Falling in Line
Art Review: "Line It Up," a group show in multiple media. Studio Place Arts, Barre. Through June 12.
“Lines and Sticks” by Linda Maney
Swiss artist Paul Klee famously said, “A line is a dot that went for a walk.” In Studio Place Arts’ current group exhibit, titled “Line It Up,” 18 artists from around Vermont interpret the meaning of line as an aesthetic concept. The 30 works, including drawing, sculpture, painting and printmaking, suggest that line isn’t as pedestrian as Klee’s quote might suggest.
Dimensionality doesn’t immediately come to mind when considering line, but several works in the show break the two-dimensional mold. “Lines and Sticks” by Linda Maney is a 12-by-12-inch wall piece presenting a range of lines in 2-D and 3-D. To the left is a vertical band of acrylic orange, turquoise and purple painted lines; to the right are four sticks held together with copper wire. If you consider the shadows in the composition, there are four kinds of line.
Another sculptural work is the assemblage “Bird Song” by Dorothy C. Weicker. The 48-by-14-inch vertical composition incorporates burlap, cassette tape, shredded batik, feathers and colorful threads affixed to a metal screen. It’s an iconographic object, like an abstract mask or other ritual item. Its lines in themselves do not make a subject but — like texture or color — simply help to define the object.
David Powell’s 10-by-14-inch collage “Mining for Disaster” appropriates 19th-century technical images and diagrams to create an absurdist, fine-lined narrative, such as might be found in a dictionary or encyclopedia. His “A Fine Balance, A Juggling Lesson” uses 20th-century pictures in the same way. Its paper has a yellow cast, except for the figure of a boy in white. The contrast between the two creates a line in negative space.
“Landscape #144” is a 22-by-28-inch ink drawing by Karolina Kawiaka of White River Junction. She produced a matrix of small squares that seem like overlapped pieces of screen. The drawing also reads like abstract cartography, with areas around the squares left completely blank. The similarly scaled, more elaborate “Landscape #123” in colored pencil is dark and layered in tiny squares of whites, grays, reds, blues and greens.

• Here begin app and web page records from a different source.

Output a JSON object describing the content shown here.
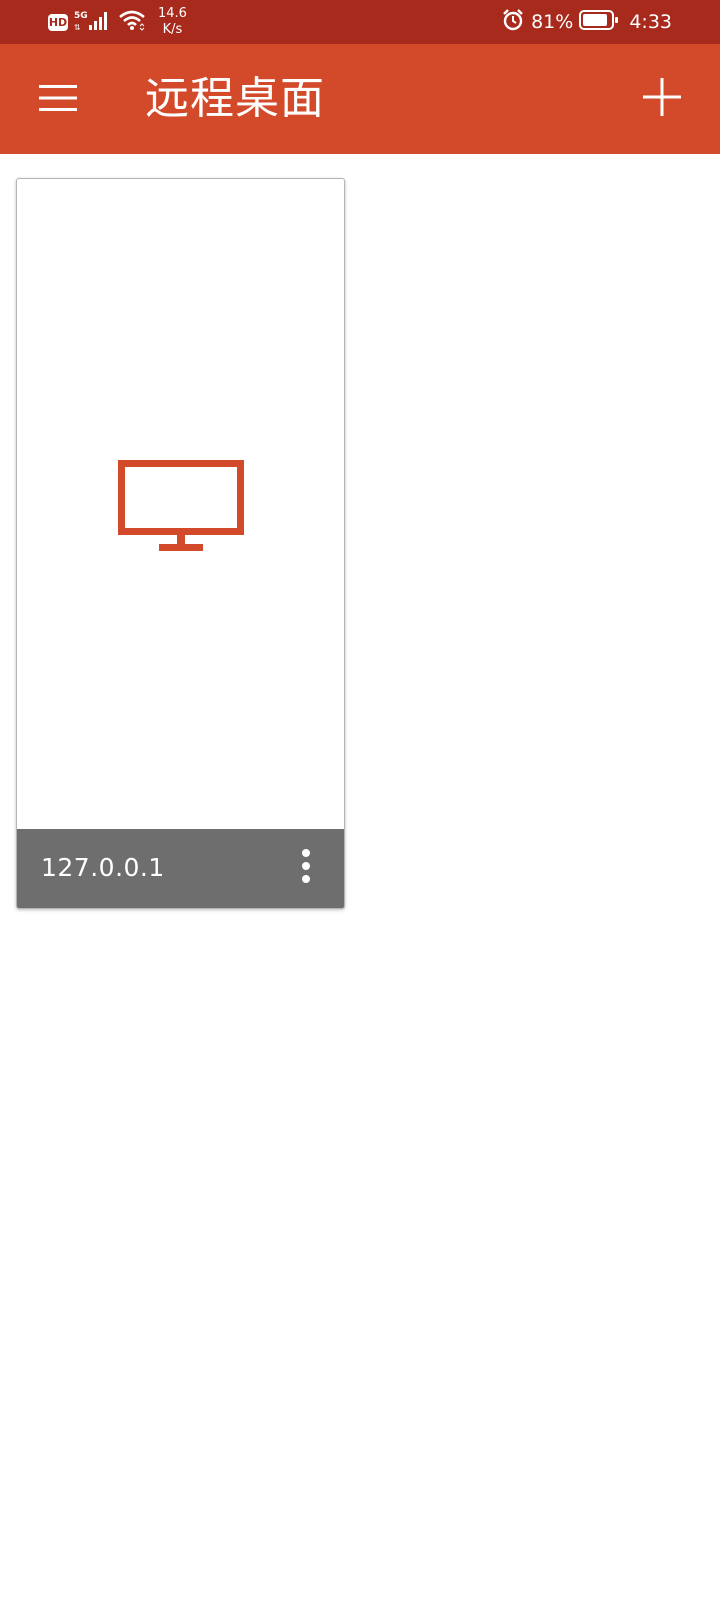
{
  "status_bar": {
    "hd_label": "HD",
    "network_type": "5G",
    "network_arrows": "⇅",
    "speed_value": "14.6",
    "speed_unit": "K/s",
    "battery_percent": "81%",
    "time": "4:33",
    "icons": [
      "hd-icon",
      "signal-icon",
      "wifi-icon",
      "alarm-icon",
      "battery-icon"
    ]
  },
  "app_bar": {
    "title": "远程桌面",
    "menu_icon": "hamburger-menu-icon",
    "add_icon": "plus-icon"
  },
  "pcs": [
    {
      "name": "127.0.0.1",
      "thumbnail_icon": "monitor-icon",
      "more_icon": "more-vertical-icon"
    }
  ],
  "colors": {
    "status_bar": "#A72A1C",
    "app_bar": "#D24A29",
    "accent": "#D24A29",
    "card_footer": "#6E6E6E",
    "background": "#FFFFFF"
  }
}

Springfield, Vt., artist Robert Carsten also fills his paper with small forms, but “Keys to Value” is based in realism. His 28-by-18-inch drawing executed in marker depicts hundreds of hanging keys, alive with varied rhythms and diagonal strokes. In the art-jargon sense of the word “value,” the drawing exhibits differing gradations of dark and light.
Marie LaPré Grabon’s 10-by-14-inch charcoal “Reclining Nude w/Reflection” is a Matissian odalisque, and one of the few figurative pieces in the show. LaPré Grabon skillfully varied the weights of her lines and contrasted the lines of her figure with background patterning. She also smudged charcoal dust to introduce grays to the image.
The most minimal works in the show are “Springtime” by Mark Heitzman and “Beach Grass #39” by Pria Cambio. Both consist of simply a few lines in space. Heitzman’s graphite work on paper is a group of loops and circles trailing down the picture plane at a slight angle, while Cambio used ink in a calligraphic manner, creating a few quickly drawn grasses.
Line has many guises and uses in art, from the decorative to the structural, and “Line It Up” demonstrates just how varied it can be.